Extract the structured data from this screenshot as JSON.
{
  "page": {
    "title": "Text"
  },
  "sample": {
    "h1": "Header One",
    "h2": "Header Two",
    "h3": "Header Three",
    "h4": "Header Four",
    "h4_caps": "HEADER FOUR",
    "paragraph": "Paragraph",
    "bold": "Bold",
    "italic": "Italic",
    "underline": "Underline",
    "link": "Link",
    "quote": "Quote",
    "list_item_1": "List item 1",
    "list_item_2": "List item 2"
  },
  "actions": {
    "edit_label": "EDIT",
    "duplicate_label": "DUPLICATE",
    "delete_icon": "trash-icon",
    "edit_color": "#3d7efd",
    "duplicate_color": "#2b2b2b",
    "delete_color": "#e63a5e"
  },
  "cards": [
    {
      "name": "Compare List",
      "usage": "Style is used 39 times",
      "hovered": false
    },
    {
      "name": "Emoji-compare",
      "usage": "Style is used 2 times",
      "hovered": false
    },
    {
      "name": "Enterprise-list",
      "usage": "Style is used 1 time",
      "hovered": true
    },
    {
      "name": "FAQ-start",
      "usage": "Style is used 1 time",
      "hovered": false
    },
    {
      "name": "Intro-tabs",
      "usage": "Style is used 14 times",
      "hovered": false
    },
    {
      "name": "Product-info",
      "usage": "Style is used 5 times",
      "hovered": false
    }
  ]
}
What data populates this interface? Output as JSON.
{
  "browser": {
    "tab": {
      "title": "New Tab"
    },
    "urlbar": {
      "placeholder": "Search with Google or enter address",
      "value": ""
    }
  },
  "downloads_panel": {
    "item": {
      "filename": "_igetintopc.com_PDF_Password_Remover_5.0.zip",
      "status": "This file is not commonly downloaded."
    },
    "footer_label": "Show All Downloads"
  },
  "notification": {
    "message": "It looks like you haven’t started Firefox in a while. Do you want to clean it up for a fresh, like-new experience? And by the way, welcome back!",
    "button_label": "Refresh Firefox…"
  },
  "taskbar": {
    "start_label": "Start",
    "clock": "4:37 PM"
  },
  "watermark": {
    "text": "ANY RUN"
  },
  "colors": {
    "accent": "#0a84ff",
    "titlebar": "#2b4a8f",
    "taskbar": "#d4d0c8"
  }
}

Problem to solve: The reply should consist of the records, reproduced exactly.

Your solution:
Extract the structured data from this screenshot as JSON.
{
  "page": {
    "title": "Text"
  },
  "sample": {
    "h1": "Header One",
    "h2": "Header Two",
    "h3": "Header Three",
    "h4": "Header Four",
    "h4_caps": "HEADER FOUR",
    "paragraph": "Paragraph",
    "bold": "Bold",
    "italic": "Italic",
    "underline": "Underline",
    "link": "Link",
    "quote": "Quote",
    "list_item_1": "List item 1",
    "list_item_2": "List item 2"
  },
  "actions": {
    "edit_label": "EDIT",
    "duplicate_label": "DUPLICATE",
    "delete_icon": "trash-icon",
    "edit_color": "#3d7efd",
    "duplicate_color": "#2b2b2b",
    "delete_color": "#e63a5e"
  },
  "cards": [
    {
      "name": "Compare List",
      "usage": "Style is used 39 times",
      "hovered": false
    },
    {
      "name": "Emoji-compare",
      "usage": "Style is used 2 times",
      "hovered": false
    },
    {
      "name": "Enterprise-list",
      "usage": "Style is used 1 time",
      "hovered": true
    },
    {
      "name": "FAQ-start",
      "usage": "Style is used 1 time",
      "hovered": false
    },
    {
      "name": "Intro-tabs",
      "usage": "Style is used 14 times",
      "hovered": false
    },
    {
      "name": "Product-info",
      "usage": "Style is used 5 times",
      "hovered": false
    }
  ]
}
What data populates this interface? Output as JSON.
{
  "browser": {
    "tab": {
      "title": "New Tab"
    },
    "urlbar": {
      "placeholder": "Search with Google or enter address",
      "value": ""
    }
  },
  "downloads_panel": {
    "item": {
      "filename": "_igetintopc.com_PDF_Password_Remover_5.0.zip",
      "status": "This file is not commonly downloaded."
    },
    "footer_label": "Show All Downloads"
  },
  "notification": {
    "message": "It looks like you haven’t started Firefox in a while. Do you want to clean it up for a fresh, like-new experience? And by the way, welcome back!",
    "button_label": "Refresh Firefox…"
  },
  "taskbar": {
    "start_label": "Start",
    "clock": "4:37 PM"
  },
  "watermark": {
    "text": "ANY RUN"
  },
  "colors": {
    "accent": "#0a84ff",
    "titlebar": "#2b4a8f",
    "taskbar": "#d4d0c8"
  }
}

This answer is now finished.